The introduction of new characters Che Diaz (Sara Ramirez), Nya Wallace (Karen Pittman), Lisa Todd Wexley aka LTW (Nicole Ari Parker), and Seema Patel (Sarita Choudhury) has been a very welcome addition to the AJLT universe. Not only are these characters ethnically diverse, there is representation in terms of culture, gender, sexuality, and identity. There is a clear sense from King about wanting to right any past wrongs.

ADVERTISEMENT

Yet with such high expectations for AJLT, it’s inevitable there would be criticism around how diversity was injected into the series. Most of the complaints seem to be focused around the oftentimes cringeworthy attempts at “woke-ness”. Take for instance the podcast that Carrie, Che and the hilarious Jackie Nee (Bobby Lee) are part of. I mean seriously, our Mamamia podcast team could teach those podcast producers in AJLT a thing or two about creating interesting and fun content.

It's probably why they killed the podcast on the show.

LISTEN: The Mamamia Out Loud team discuss one of the And Just Like That characters. Post continues below.


But here’s the other thing. While the new characters are diverse, they are lacking the depth, and ironically, the colour, to make them believable and truly representative.

The crux of the issue is that these characters are often reduced to taking on the role of sidekicks. Seema is Carrie’s, Nya is Miranda’s, LTW is Charlotte’s, and Che is the extra that runs between Carrie and Miranda. Had Cattrall come on board, perhaps Che would have been her sidekick.

The narrative, especially earlier in the series, ran along the lines of: the sidekick must teach the hero something. Seema’s search for love reminded Carrie she was lucky to have found hers. Nya’s entire presence revealed Miranda's "white saviour" complex. Later, Nya's indecision about having children reflected Miranda’s indecision about her own life. LTW was Charlotte's confidante in all things "mum".

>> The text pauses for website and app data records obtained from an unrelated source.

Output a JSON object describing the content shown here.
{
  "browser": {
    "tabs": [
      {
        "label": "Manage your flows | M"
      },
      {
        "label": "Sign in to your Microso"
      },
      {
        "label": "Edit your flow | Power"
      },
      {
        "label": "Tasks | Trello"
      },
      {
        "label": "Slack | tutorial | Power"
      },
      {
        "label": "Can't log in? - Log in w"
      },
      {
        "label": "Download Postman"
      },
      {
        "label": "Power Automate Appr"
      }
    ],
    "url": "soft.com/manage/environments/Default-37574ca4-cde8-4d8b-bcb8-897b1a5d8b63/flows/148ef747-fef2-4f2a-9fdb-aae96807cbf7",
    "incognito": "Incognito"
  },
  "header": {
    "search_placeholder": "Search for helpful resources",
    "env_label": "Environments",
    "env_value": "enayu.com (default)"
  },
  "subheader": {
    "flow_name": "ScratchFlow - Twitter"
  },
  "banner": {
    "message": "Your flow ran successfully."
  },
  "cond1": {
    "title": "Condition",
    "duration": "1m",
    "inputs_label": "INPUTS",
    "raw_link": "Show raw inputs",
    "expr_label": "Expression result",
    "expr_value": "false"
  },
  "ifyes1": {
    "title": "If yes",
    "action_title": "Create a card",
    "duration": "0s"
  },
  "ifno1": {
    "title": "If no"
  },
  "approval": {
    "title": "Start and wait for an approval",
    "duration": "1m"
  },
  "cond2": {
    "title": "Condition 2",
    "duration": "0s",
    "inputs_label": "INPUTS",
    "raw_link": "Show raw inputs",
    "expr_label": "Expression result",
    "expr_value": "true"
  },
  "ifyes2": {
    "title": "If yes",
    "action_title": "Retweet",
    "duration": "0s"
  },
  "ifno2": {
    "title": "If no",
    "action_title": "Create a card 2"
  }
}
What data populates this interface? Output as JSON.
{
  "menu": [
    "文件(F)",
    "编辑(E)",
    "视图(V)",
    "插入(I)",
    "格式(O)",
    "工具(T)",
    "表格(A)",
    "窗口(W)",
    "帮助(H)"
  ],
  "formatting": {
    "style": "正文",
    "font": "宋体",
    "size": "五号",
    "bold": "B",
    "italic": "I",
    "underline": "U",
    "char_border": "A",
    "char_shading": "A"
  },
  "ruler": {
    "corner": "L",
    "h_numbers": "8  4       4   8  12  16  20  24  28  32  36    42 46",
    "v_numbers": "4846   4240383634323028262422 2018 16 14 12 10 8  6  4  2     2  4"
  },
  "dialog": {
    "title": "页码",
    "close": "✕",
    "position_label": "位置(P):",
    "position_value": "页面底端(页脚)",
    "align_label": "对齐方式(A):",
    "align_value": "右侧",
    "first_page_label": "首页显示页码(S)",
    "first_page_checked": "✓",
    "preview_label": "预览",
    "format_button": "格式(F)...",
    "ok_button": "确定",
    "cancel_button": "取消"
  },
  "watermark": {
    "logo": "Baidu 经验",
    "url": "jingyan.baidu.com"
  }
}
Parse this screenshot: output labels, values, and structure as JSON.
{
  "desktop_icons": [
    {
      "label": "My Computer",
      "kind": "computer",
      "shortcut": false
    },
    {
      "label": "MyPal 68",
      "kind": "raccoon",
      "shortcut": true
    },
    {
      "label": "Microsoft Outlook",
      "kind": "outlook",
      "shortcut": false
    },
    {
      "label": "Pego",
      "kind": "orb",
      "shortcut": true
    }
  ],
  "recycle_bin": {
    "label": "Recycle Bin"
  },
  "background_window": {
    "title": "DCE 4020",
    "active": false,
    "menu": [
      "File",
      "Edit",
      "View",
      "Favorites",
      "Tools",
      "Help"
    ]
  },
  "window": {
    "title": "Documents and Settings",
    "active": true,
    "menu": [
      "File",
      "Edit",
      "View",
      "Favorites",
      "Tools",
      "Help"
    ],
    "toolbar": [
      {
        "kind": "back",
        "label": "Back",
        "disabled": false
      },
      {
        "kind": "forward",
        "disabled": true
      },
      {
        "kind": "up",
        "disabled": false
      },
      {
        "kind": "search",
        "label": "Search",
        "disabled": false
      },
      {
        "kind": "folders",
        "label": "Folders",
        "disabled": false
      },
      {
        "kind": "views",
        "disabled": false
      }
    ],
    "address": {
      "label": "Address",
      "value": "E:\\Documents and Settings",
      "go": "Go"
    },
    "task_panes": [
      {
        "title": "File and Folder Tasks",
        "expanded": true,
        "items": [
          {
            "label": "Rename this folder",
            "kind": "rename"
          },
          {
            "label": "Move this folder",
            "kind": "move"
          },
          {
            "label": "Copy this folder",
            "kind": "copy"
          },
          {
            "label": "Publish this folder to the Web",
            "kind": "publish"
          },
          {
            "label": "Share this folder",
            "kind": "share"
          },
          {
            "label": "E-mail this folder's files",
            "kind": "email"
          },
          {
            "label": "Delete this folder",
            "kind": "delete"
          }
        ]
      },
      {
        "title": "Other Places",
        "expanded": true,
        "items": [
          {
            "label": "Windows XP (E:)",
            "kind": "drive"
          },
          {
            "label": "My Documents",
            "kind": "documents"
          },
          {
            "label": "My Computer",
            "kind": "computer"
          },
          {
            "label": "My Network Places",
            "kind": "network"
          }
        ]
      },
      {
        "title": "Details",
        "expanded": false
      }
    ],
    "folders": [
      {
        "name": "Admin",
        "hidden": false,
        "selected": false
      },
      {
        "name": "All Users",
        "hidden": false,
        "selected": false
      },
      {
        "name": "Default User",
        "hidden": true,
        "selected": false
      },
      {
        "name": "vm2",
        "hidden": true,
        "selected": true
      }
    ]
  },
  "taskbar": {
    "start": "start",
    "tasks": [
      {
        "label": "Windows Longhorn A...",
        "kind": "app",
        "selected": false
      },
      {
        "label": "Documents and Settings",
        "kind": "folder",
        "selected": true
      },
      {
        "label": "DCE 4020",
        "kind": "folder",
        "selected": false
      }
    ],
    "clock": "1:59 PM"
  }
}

Che was a catalyst for change in Miranda's life. By the way, I liked Che. I know many people who didn't. But I think that had more to do with how much screen time they had, rather than their actual character. Ramirez is a terrific actor, and they did incredible work with the part.

Che Diaz for President. Yeah, I said it and I stand by it.

ADVERTISEMENT

Besides the sidekick aspect, there was the stereotyping. Take Seema for example: she's Indian so of course there has to be a storyline involving the Hindu festival of light, Diwali, and there must be mention of her parents having an arranged marriage. It's like having "wise grandparents" in a story with Chinese characters and celebrating the Day of the Dead in a story with Mexican characters.

As well-intentioned as it is, writers tend to lean into the romance of a culture and the outcome is oftentimes shallow.

Yet for all these issues, there is a lot about AJLT to celebrate. It’s still wonderful to see such a diverse cast in a popular drama series that is so beloved by many people around the world. And it’s not that the new characters don’t have some agency of their own – they do, even though they don’t have enough screen time. There’s only so much substance you can add to new characters when you’ve already got three main characters taking up the bulk of the storylines over 45 minutes and 10 episodes. In fact, it took until episode six for any of the new characters to have a scene that did not involve the three protagonists.

I’m hopeful season two will happen and I'm hopeful these now not-so-new characters will be allowed to breathe even more and become fully formed individuals. Or maybe there can be an AJLT spin-off with the four of them? It would be called "No More Second Fiddle". Just kidding!

Of course it would be called, "Even More Che Diaz." 

The entire first season of And Just Like That... is available on Binge now.

Feature image: HBO/Binge/Mamamia